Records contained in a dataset
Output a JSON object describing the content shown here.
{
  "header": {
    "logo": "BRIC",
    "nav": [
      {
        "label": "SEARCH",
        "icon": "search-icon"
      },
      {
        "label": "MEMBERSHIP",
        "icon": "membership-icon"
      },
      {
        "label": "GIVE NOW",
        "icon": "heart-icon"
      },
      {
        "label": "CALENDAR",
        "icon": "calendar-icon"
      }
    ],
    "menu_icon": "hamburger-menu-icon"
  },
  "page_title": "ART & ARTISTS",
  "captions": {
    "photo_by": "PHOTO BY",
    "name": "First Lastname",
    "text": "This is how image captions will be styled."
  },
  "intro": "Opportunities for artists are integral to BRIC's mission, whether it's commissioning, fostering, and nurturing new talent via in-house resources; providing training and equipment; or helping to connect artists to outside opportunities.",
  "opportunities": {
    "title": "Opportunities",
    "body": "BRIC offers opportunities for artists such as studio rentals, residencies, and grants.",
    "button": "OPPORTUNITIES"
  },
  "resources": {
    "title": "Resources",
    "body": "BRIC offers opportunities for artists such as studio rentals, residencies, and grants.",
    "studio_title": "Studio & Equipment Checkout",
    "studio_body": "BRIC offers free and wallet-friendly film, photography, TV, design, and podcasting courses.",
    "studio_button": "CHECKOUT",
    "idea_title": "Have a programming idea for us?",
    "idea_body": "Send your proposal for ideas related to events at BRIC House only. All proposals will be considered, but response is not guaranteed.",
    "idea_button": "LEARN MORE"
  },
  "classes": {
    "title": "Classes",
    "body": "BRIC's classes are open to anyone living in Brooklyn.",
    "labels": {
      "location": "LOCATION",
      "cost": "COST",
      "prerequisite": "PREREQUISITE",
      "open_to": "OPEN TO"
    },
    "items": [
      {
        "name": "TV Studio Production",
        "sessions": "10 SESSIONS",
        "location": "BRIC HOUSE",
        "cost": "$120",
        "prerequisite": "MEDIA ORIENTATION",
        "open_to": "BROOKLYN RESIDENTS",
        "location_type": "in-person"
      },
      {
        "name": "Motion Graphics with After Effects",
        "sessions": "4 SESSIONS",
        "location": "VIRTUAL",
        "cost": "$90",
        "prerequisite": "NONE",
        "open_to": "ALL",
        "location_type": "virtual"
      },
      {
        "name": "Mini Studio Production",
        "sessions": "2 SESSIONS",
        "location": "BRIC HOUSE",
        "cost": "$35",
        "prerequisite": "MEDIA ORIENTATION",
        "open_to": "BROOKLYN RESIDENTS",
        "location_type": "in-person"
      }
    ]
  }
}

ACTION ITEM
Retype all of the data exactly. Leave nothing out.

TASK RESULT
Output a JSON object describing the content shown here.
{
  "header": {
    "logo": "BRIC",
    "nav": [
      {
        "label": "SEARCH",
        "icon": "search-icon"
      },
      {
        "label": "MEMBERSHIP",
        "icon": "membership-icon"
      },
      {
        "label": "GIVE NOW",
        "icon": "heart-icon"
      },
      {
        "label": "CALENDAR",
        "icon": "calendar-icon"
      }
    ],
    "menu_icon": "hamburger-menu-icon"
  },
  "page_title": "ART & ARTISTS",
  "captions": {
    "photo_by": "PHOTO BY",
    "name": "First Lastname",
    "text": "This is how image captions will be styled."
  },
  "intro": "Opportunities for artists are integral to BRIC's mission, whether it's commissioning, fostering, and nurturing new talent via in-house resources; providing training and equipment; or helping to connect artists to outside opportunities.",
  "opportunities": {
    "title": "Opportunities",
    "body": "BRIC offers opportunities for artists such as studio rentals, residencies, and grants.",
    "button": "OPPORTUNITIES"
  },
  "resources": {
    "title": "Resources",
    "body": "BRIC offers opportunities for artists such as studio rentals, residencies, and grants.",
    "studio_title": "Studio & Equipment Checkout",
    "studio_body": "BRIC offers free and wallet-friendly film, photography, TV, design, and podcasting courses.",
    "studio_button": "CHECKOUT",
    "idea_title": "Have a programming idea for us?",
    "idea_body": "Send your proposal for ideas related to events at BRIC House only. All proposals will be considered, but response is not guaranteed.",
    "idea_button": "LEARN MORE"
  },
  "classes": {
    "title": "Classes",
    "body": "BRIC's classes are open to anyone living in Brooklyn.",
    "labels": {
      "location": "LOCATION",
      "cost": "COST",
      "prerequisite": "PREREQUISITE",
      "open_to": "OPEN TO"
    },
    "items": [
      {
        "name": "TV Studio Production",
        "sessions": "10 SESSIONS",
        "location": "BRIC HOUSE",
        "cost": "$120",
        "prerequisite": "MEDIA ORIENTATION",
        "open_to": "BROOKLYN RESIDENTS",
        "location_type": "in-person"
      },
      {
        "name": "Motion Graphics with After Effects",
        "sessions": "4 SESSIONS",
        "location": "VIRTUAL",
        "cost": "$90",
        "prerequisite": "NONE",
        "open_to": "ALL",
        "location_type": "virtual"
      },
      {
        "name": "Mini Studio Production",
        "sessions": "2 SESSIONS",
        "location": "BRIC HOUSE",
        "cost": "$35",
        "prerequisite": "MEDIA ORIENTATION",
        "open_to": "BROOKLYN RESIDENTS",
        "location_type": "in-person"
      }
    ]
  }
}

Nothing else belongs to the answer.